### TASK OBJECTIVE
Whenever a line of the entries below holds the string "text", copy that line and return it.

### THE DATA
****************

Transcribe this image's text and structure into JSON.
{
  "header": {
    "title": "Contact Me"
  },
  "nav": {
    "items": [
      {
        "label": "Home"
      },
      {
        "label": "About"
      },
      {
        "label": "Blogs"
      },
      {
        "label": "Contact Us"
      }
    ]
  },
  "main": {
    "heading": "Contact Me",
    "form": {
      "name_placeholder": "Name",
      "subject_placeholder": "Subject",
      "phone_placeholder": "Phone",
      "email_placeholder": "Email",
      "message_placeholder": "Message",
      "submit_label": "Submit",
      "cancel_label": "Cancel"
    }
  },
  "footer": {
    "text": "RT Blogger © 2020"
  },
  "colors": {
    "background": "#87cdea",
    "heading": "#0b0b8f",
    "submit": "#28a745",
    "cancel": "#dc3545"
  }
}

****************

### ANSWER FOR THIS EXERCISE
Transcribe this image's text and structure into JSON.
    "text": "RT Blogger © 2020"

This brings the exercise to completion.